The needs the Canadiens face to become a playoff team are adding right-wing depth, scoring and an upgrade on the left side of the blue line. The solution to those problems is not readily available in the system—even the highly touted Alexander Romanov will not solve the blue line problems.
With the assets on hand and teams having salary cap issues, Bergevin was poised to add pieces via trade with teams looking to shed salary for value. He was set up to make deals with teams hard against the cap next season who had to make choices to either keep high-priced players or re-sign the unrestricted or restricted free agents (UFA/RFA). Now, with the shutdown and an uncertainty on if play will resume, teams are unwilling to trade as they want to retain players in case the playoffs do occur, causing any leverage to be lost until the NHL decides how to proceed.
With 14 draft picks in this year’s draft that was supposed to be held in Montreal, Bergevin was poised to make the draft weekend entertaining for Canadiens fans that would be in attendance.

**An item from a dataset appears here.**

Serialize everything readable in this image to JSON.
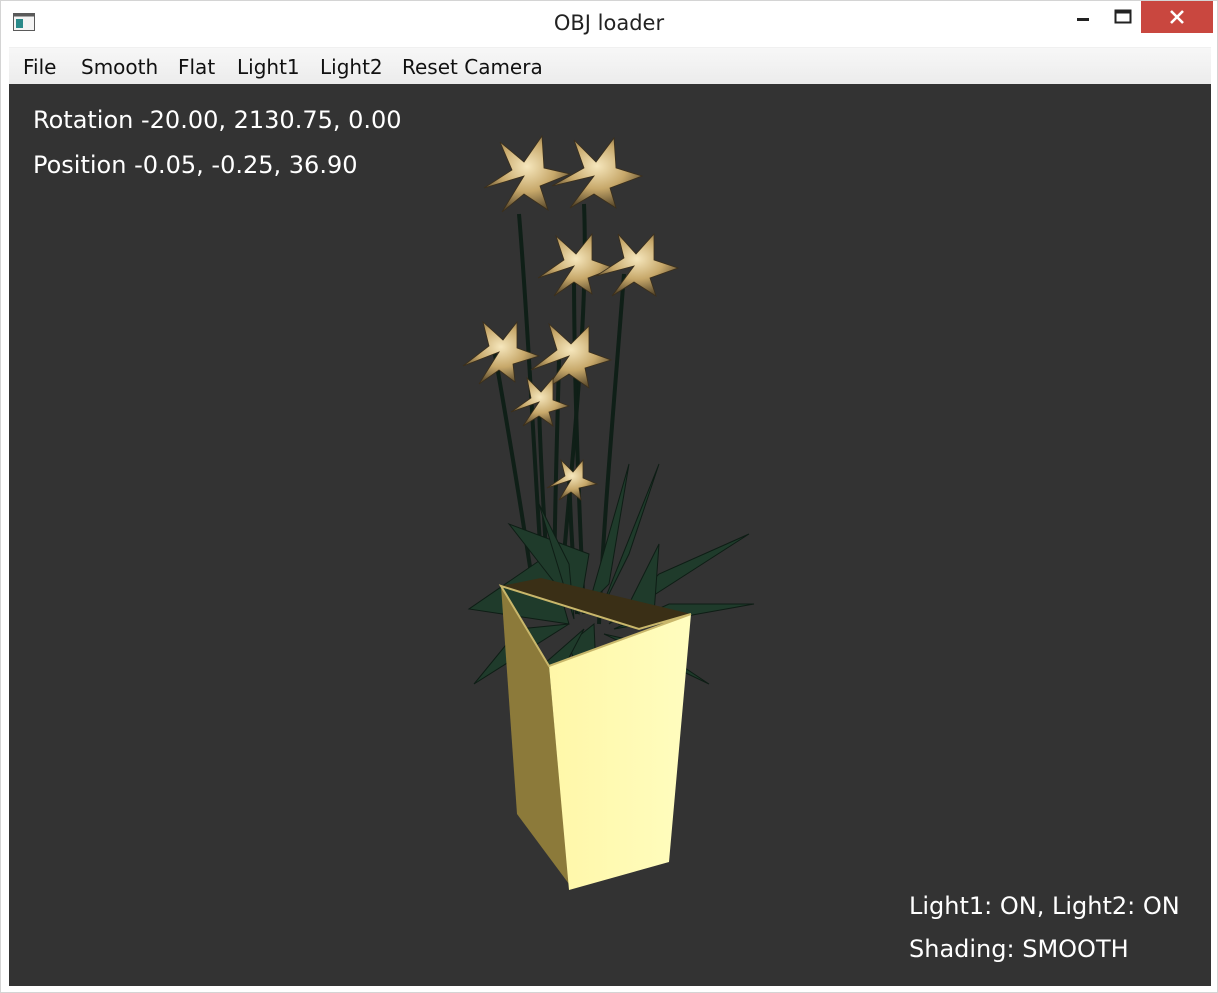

Despite the unknown, picks are still a tradeable commodity.
Will teams deemed out of the playoffs for the purposes of the draft—if it were to happen in June prior to any possible playoffs—be open to making player trades? Will the NHL allow them to do so? Perhaps, but those teams tend to be young, rebuilding teams with cap space. They aren’t the ideal candidates to offer the package of picks and prospects in exchange for good, young players.
The only recourse Bergevin has now is to either use all his picks, use several to trade up if there is a prospect Trevor Timmins covets or to trade them for picks in future drafts. That isn’t the best scenario for a GM that is on the bubble of keeping his job or for one that was poised to trade for players that could help his team become a playoff contender.
The NHL is awash in uncertainty. They can’t decide when or even if the season will continue, if there will be playoffs or what the salary cap will be moving forward. The league doesn’t know if it will allow teams to trade players, their rights or even when the UFA season can begin.
In that backdrop, fans will still demand that Bergevin make the necessary deals to improve the team. However, this level of chaos may have bought him more time and patience from ownership, as Geoff Molson may find it unreasonable to hold his actions accountable in this type of unprecedented situation.
I have been a writer covering the NHL and the Montreal Canadiens for over 6 years. I am also currently a 27+ year veteran of the Canadian Armed Forces